▸ WHAT TO PRODUCE: Find how many lines of the following entries contain "springboot". Reply with the number alone.

▸ RECORDS FOR THIS EXERCISE:

*-*-*

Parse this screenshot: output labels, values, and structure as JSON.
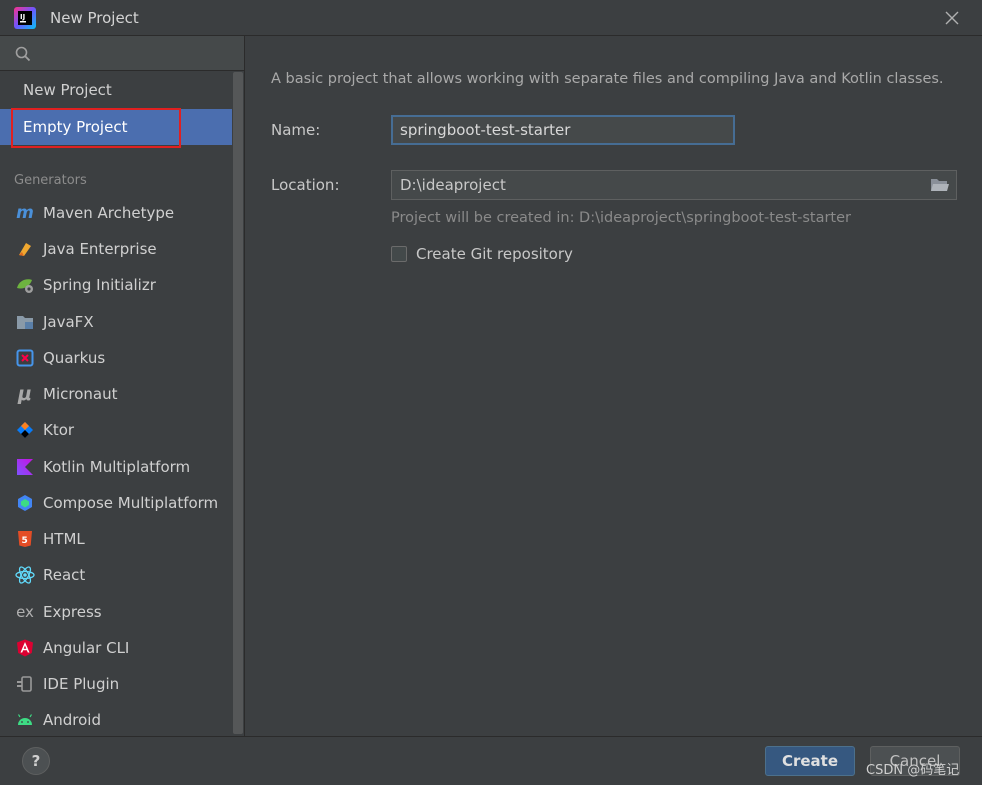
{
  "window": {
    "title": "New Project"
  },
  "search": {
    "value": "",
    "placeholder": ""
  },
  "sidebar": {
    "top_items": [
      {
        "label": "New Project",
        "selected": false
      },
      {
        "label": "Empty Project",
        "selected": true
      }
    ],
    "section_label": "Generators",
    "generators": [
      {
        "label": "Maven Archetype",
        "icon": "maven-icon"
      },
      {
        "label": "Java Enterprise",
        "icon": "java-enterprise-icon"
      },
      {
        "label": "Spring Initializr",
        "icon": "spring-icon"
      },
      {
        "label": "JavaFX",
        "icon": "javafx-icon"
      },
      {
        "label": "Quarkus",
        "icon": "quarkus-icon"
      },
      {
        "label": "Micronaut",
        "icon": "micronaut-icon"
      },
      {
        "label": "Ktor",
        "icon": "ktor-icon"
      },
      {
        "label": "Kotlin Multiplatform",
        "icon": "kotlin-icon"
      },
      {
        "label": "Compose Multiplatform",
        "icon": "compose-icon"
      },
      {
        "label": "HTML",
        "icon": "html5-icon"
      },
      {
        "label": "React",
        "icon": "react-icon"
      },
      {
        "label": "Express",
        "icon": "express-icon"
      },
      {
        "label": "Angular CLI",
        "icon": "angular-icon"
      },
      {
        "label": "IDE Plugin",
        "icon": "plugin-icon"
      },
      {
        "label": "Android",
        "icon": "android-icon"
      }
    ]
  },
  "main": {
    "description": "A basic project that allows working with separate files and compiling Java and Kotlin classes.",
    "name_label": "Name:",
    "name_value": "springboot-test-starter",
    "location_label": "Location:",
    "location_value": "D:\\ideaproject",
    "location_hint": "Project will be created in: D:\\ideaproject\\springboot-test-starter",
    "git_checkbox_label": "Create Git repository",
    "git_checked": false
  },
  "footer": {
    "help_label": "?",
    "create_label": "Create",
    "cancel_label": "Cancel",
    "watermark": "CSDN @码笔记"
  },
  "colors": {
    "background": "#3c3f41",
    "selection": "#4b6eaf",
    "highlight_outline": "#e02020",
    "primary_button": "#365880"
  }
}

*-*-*

▸ RESPONSE: 2